New research out of the US this month by Harvard Business Review finds that biomedical inventions in the US that are created by women are 35 per cent more likely to benefit women’s health than those that are created by men.
The problem is that just 4 per cent of biomedical patented inventions are created by all female teams which, according to the researchers, means that there have been thousands of missed opportunities for inventions that focus on women’s health.
Their research “Patents by women focus more on women’s health, but few women get to invent” (a headline which sums the findings up neatly) is yet another reminder on the need to ensure women and girls can successfully pursue and thrive in STEMM related fields.
These researchers point to the example of MIT professor Linda Griffith, who is currently examining the biological mechanisms that underly endometriosis, a condition that has for too long gone underdiagnosed and overlooked despite the one in ten women it impacts.
Professor Griffith has also recently been featured in The New York Times for the focus she’s applying to endometriosis. She spoke of wanting to redefine the “women’s disease” status that it currently has, to be a research issue — or more specifically an “MIT research issue” referring to where she works. Professor Griffith has personal experience with endometriosis and suffered from the pain for three decades before finally receiving a diagnosis.
The HBR researchers, including Rem Koning, Sampsa Samila and John-Paul Ferguson, note that with just 12.8 per cent of the inventors receiving patents in the US in 2020 being female, conditions like endometriosis will continue to fail to get the real look-in they require — especially, as these researchers also find, men have typically ignored such conditions.
The researchers analyzed summary text from more than 440,000 medical patents to determine their findings via machine learning. From there, they found that when the research teams behind such patents were completely or primarily made up of men, then their patents were more likely to focus on the medical needs of women.
And this has been a massive problem historically, that has contibuted to the massive gap in addressing women’s healthcare needs out there today.
For one, the fact that just 12.8 per cent of patents in 2020 are going to female inventors is dire — given the progress we want to believe has been made in opportunities for women in STEMM fields.

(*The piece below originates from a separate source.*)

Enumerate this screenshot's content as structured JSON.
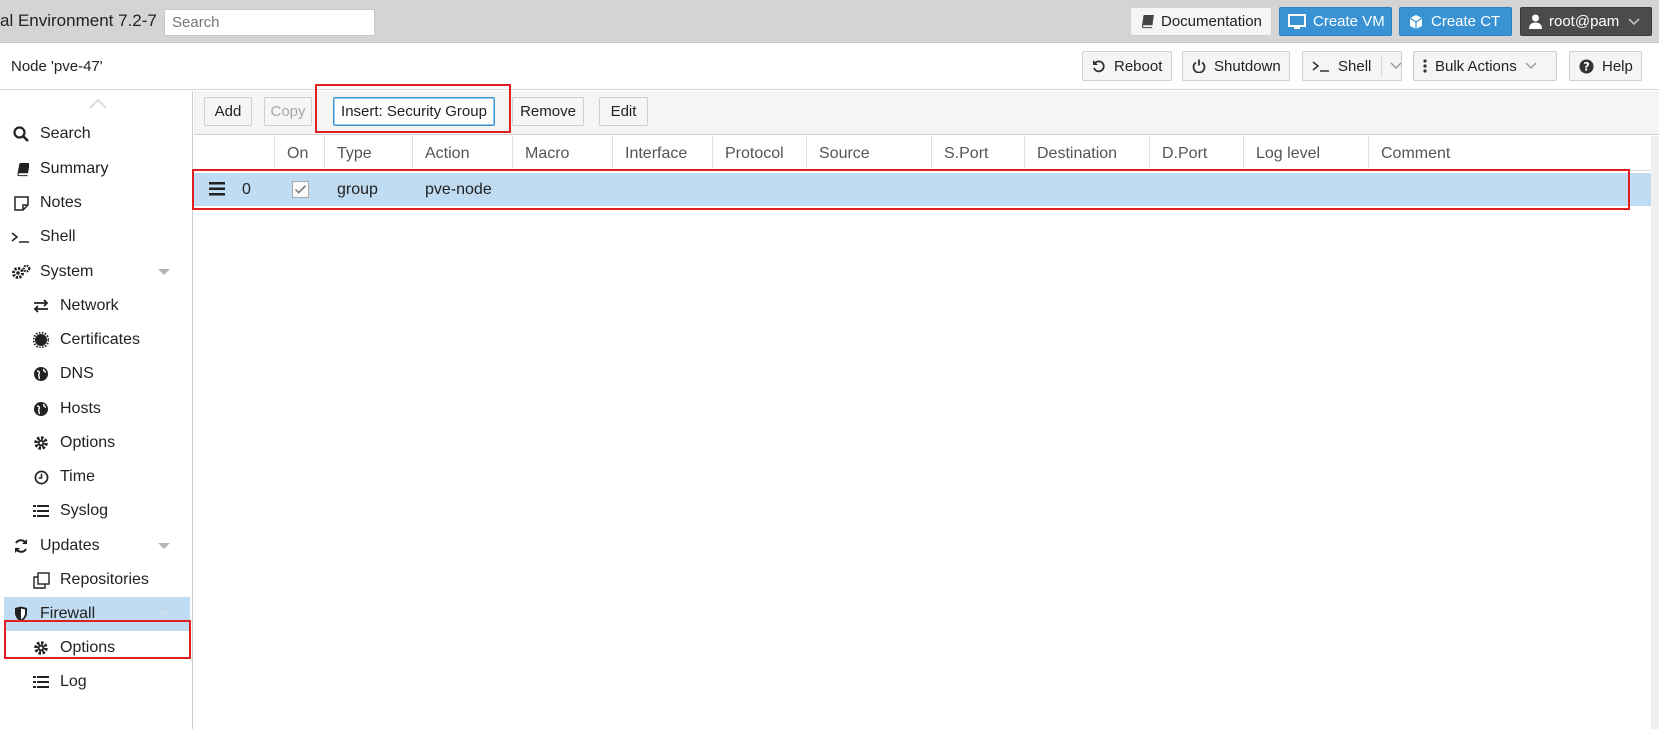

In 1976, the figure was just 6.3 per cent.
Looking historically, the researchers found that from 1976 to 2010, male-dominated teams produced hundreds of more inventions that focused on the health needs of men, than those who focused on the health needs of women, in 34 of those 35 years. And can you guess what areas of focus got more attention than issues like “menopause”? Yep, inventions with keywords like “erectile” and “prostate”.
As for those teams dominated by women during the 35 years studied, they were more likely to be focused on women’s health needs. The researchers saw conditions commonly addressed as including areas like breast cancer and postpartum preeclampsia.
They also found that female inventors were more likely to separately examine how their work impacts men and women differently — differences that again have been ignored throughout modern history.
The good news is that in the US, the gender gap is closing. There were significantly more female-focused inventions in the three to five years up until 2010, according to the researchers.
We’ve also seen a shift in how women-led startups that focus on women’s health are being funded and celebrated. Although the tiny percentage of investment female entrepreneurs are receiving when compared to their male counterparts is an indication again that there’s a long way to go.
We have serious catching up to do in addressing women’s health needs. It should be expected that the female focus should take a dominant portion of attention when it comes to medical-related inventions, given the inattention it’s suffered for so long.